It appears Indian policymakers view REITs, not as a vehicle for empowering individual retail investors, but rather as an economic tool to shore up India’s slowing economic growth rate. The theory is that property-rich, but cash-strapped property developers, will transfer ownership of their reliable, income-producing properties to a real estate trust structure, sell shares to investors and they will then re-invest their newly-found cash in the development of new properties such as office and retail space which, in turn will continue to stimulate India’s economic growth. This is a long way from U.S. President Eisenhower’s innovative 1960’s vision of REITs as a way for the average American investor to access large-scale commercial real projects. SEBI’s intent, at least initially, is to restrict the vehicle to high net worth investors and institutions. To drive that point home, proposed REITs must have a minimum unit face value of Rs. 1 lakh (approx. US$ 1,625) and minimum subscription of Rs. 2 lakhs (approx. US$ 3,250), far higher than is practical for retail investor trading. No doubt SEBI is taking into consideration the disappointing experience of Indian mutual funds whose chronically low adoption rates are the subject of ongoing research. Why introduce a retail REIT regime at this point when the opportunity to leverage REITs as an economic policy is at the deep end of the pool with institutions and high net worth investors?
SEBI is not just prohibiting retail investors from entering the demand-side of the market, it is limiting opportunities on the supply-side to only the largest commercial property developers. Only developers with minimum assets of Rs. 1000 crore (approx. US$163 million) need apply for conversion to a REIT structure and they must offer a minimum of 25% of their total asset value in their initial public offering. In a good article in The Economic Times, managing partner Rajiv Luthra of Luthra & Luthra Law Offices notes that, “…such a threshold will eliminate many smaller players”. While I share Mr. Luthra’s empathy for aspiring entrepreneurs, I can’t help but appreciate the public policy efficiency of SEBI’s approach. These high thresholds concentrate regulatory supervision to fewer developers with a history of sustainable growth and sound stewardship of income-producing properties. They will simultaneously encourage ground-breaking transfers of wealth by firms with internal expertise in economics, investment and law. The downside from my naive observer’s position is that there is no guarantee that large Indian developers will re-invest in India since it effectively further extends their exposure to the Indian economy. In gambling terms, it is doubling down on their ability to repeat their success.
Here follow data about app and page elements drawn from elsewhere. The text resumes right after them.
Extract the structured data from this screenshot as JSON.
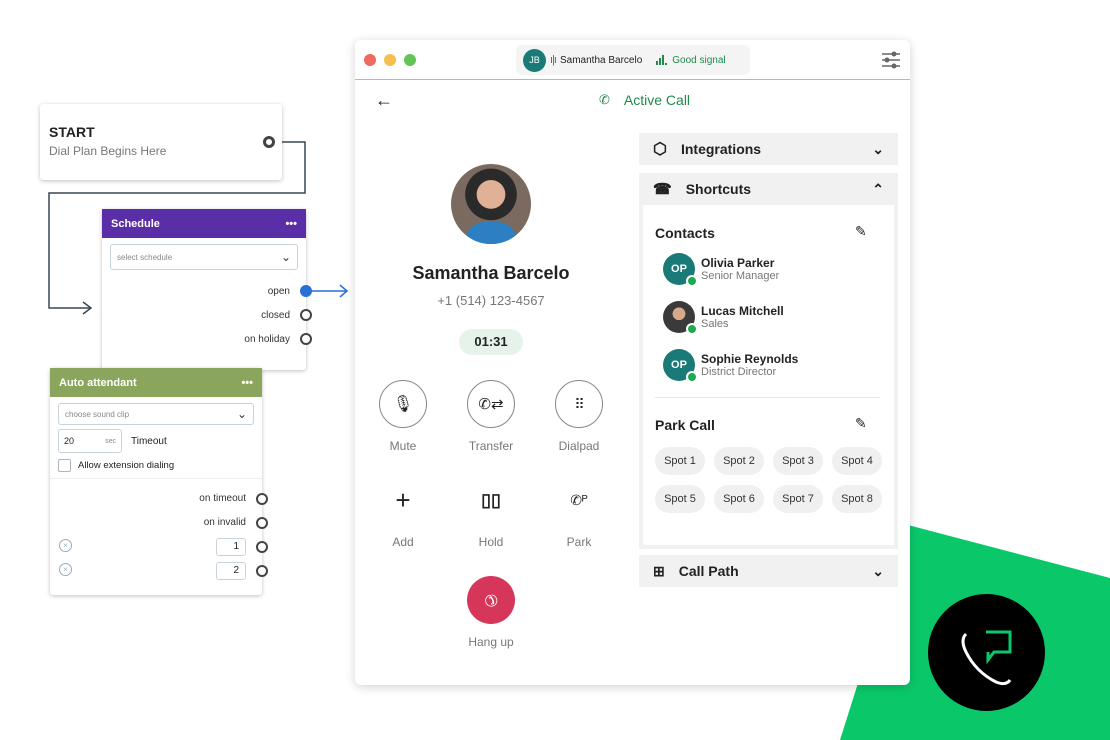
{
  "flow": {
    "start": {
      "title": "START",
      "subtitle": "Dial Plan Begins Here"
    },
    "schedule": {
      "title": "Schedule",
      "menu": "•••",
      "select_placeholder": "select schedule",
      "outputs": [
        "open",
        "closed",
        "on holiday"
      ],
      "color": "#5a2ea6"
    },
    "auto_attendant": {
      "title": "Auto attendant",
      "menu": "•••",
      "select_placeholder": "choose sound clip",
      "timeout_value": "20",
      "timeout_unit": "sec",
      "timeout_label": "Timeout",
      "checkbox_label": "Allow extension dialing",
      "checkbox_checked": false,
      "outputs": [
        "on timeout",
        "on invalid"
      ],
      "digits": [
        "1",
        "2"
      ],
      "color": "#8aa65c"
    }
  },
  "window": {
    "caller_initials": "JB",
    "caller_name": "Samantha Barcelo",
    "signal": "Good signal",
    "header_title": "Active Call",
    "contact": {
      "name": "Samantha Barcelo",
      "phone": "+1 (514) 123-4567",
      "timer": "01:31"
    },
    "controls": [
      {
        "label": "Mute",
        "icon": "microphone-icon"
      },
      {
        "label": "Transfer",
        "icon": "transfer-icon"
      },
      {
        "label": "Dialpad",
        "icon": "dialpad-icon"
      },
      {
        "label": "Add",
        "icon": "plus-icon"
      },
      {
        "label": "Hold",
        "icon": "pause-icon"
      },
      {
        "label": "Park",
        "icon": "park-icon"
      }
    ],
    "hangup": "Hang up",
    "panel": {
      "integrations": "Integrations",
      "shortcuts": "Shortcuts",
      "contacts_title": "Contacts",
      "contacts": [
        {
          "initials": "OP",
          "name": "Olivia Parker",
          "role": "Senior Manager"
        },
        {
          "initials": "",
          "name": "Lucas Mitchell",
          "role": "Sales"
        },
        {
          "initials": "OP",
          "name": "Sophie Reynolds",
          "role": "District Director"
        }
      ],
      "park_title": "Park Call",
      "spots": [
        "Spot 1",
        "Spot 2",
        "Spot 3",
        "Spot 4",
        "Spot 5",
        "Spot 6",
        "Spot 7",
        "Spot 8"
      ],
      "call_path": "Call Path"
    }
  },
  "colors": {
    "accent_green": "#1e8a4c",
    "brand_green": "#0ac86a",
    "hangup": "#d6365a",
    "teal": "#197a78"
  }
}
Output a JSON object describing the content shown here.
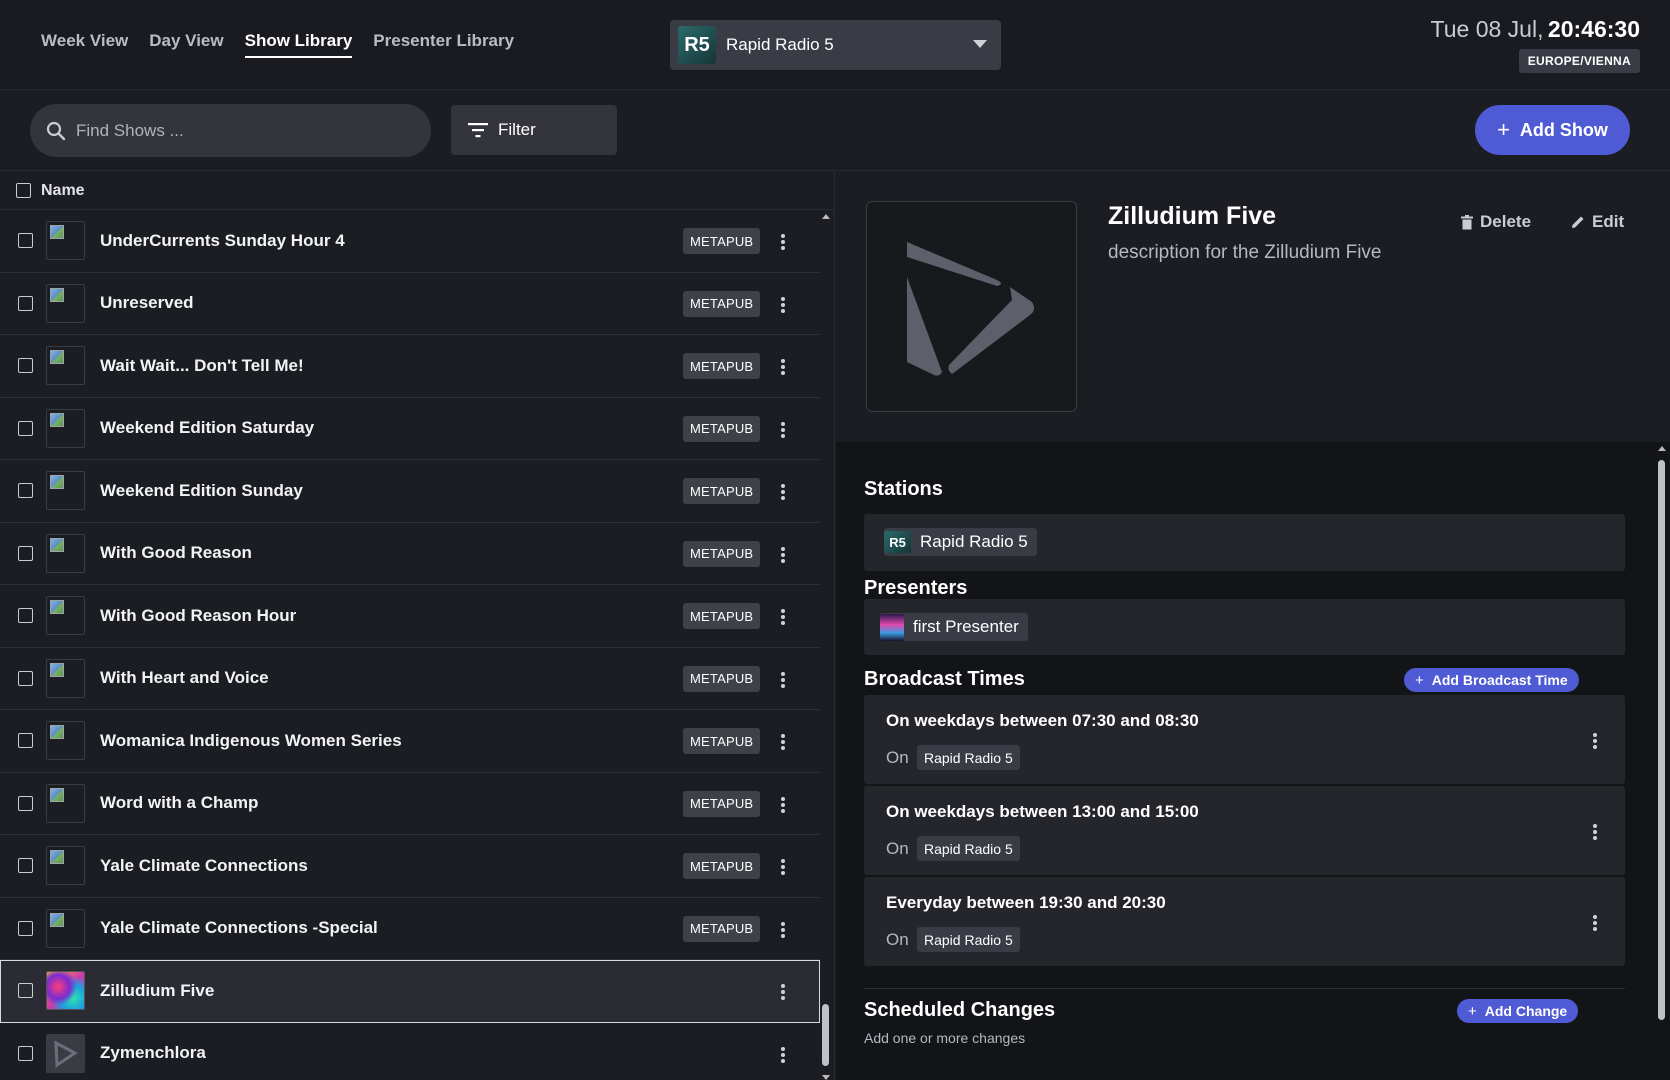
{
  "nav": {
    "tabs": [
      {
        "label": "Week View",
        "active": false
      },
      {
        "label": "Day View",
        "active": false
      },
      {
        "label": "Show Library",
        "active": true
      },
      {
        "label": "Presenter Library",
        "active": false
      }
    ]
  },
  "station_selector": {
    "logo": "R5",
    "name": "Rapid Radio 5",
    "icon": "chevron-down-icon"
  },
  "clock": {
    "date": "Tue 08 Jul,",
    "time": "20:46:30",
    "timezone": "EUROPE/VIENNA"
  },
  "toolbar": {
    "search_placeholder": "Find Shows ...",
    "filter_label": "Filter",
    "add_show_label": "Add Show"
  },
  "list": {
    "header": "Name",
    "rows": [
      {
        "name": "UnderCurrents Sunday Hour 4",
        "badge": "METAPUB",
        "thumb": "broken"
      },
      {
        "name": "Unreserved",
        "badge": "METAPUB",
        "thumb": "broken"
      },
      {
        "name": "Wait Wait... Don't Tell Me!",
        "badge": "METAPUB",
        "thumb": "broken"
      },
      {
        "name": "Weekend Edition Saturday",
        "badge": "METAPUB",
        "thumb": "broken"
      },
      {
        "name": "Weekend Edition Sunday",
        "badge": "METAPUB",
        "thumb": "broken"
      },
      {
        "name": "With Good Reason",
        "badge": "METAPUB",
        "thumb": "broken"
      },
      {
        "name": "With Good Reason Hour",
        "badge": "METAPUB",
        "thumb": "broken"
      },
      {
        "name": "With Heart and Voice",
        "badge": "METAPUB",
        "thumb": "broken"
      },
      {
        "name": "Womanica Indigenous Women Series",
        "badge": "METAPUB",
        "thumb": "broken"
      },
      {
        "name": "Word with a Champ",
        "badge": "METAPUB",
        "thumb": "broken"
      },
      {
        "name": "Yale Climate Connections",
        "badge": "METAPUB",
        "thumb": "broken"
      },
      {
        "name": "Yale Climate Connections -Special",
        "badge": "METAPUB",
        "thumb": "broken"
      },
      {
        "name": "Zilludium Five",
        "badge": "",
        "thumb": "colorful",
        "selected": true
      },
      {
        "name": "Zymenchlora",
        "badge": "",
        "thumb": "play"
      }
    ]
  },
  "detail": {
    "title": "Zilludium Five",
    "description": "description for the Zilludium Five",
    "delete_label": "Delete",
    "edit_label": "Edit",
    "stations_title": "Stations",
    "station_chip": {
      "logo": "R5",
      "name": "Rapid Radio 5"
    },
    "presenters_title": "Presenters",
    "presenter_chip": "first Presenter",
    "broadcast_title": "Broadcast Times",
    "add_broadcast_label": "Add Broadcast Time",
    "broadcast_times": [
      {
        "text": "On weekdays between 07:30 and 08:30",
        "on": "On",
        "station": "Rapid Radio 5"
      },
      {
        "text": "On weekdays between 13:00 and 15:00",
        "on": "On",
        "station": "Rapid Radio 5"
      },
      {
        "text": "Everyday between 19:30 and 20:30",
        "on": "On",
        "station": "Rapid Radio 5"
      }
    ],
    "scheduled_title": "Scheduled Changes",
    "add_change_label": "Add Change",
    "scheduled_hint": "Add one or more changes"
  },
  "colors": {
    "accent": "#4f5bd5",
    "background": "#1c1d22",
    "panel": "#25262c"
  }
}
My head tells me that logically, as a matter of economic policy, SEBI is potentially unlocking the wealth needed to build India’s future, but my heart is, and always will be with aspiring entrepreneurs and the average retail investor.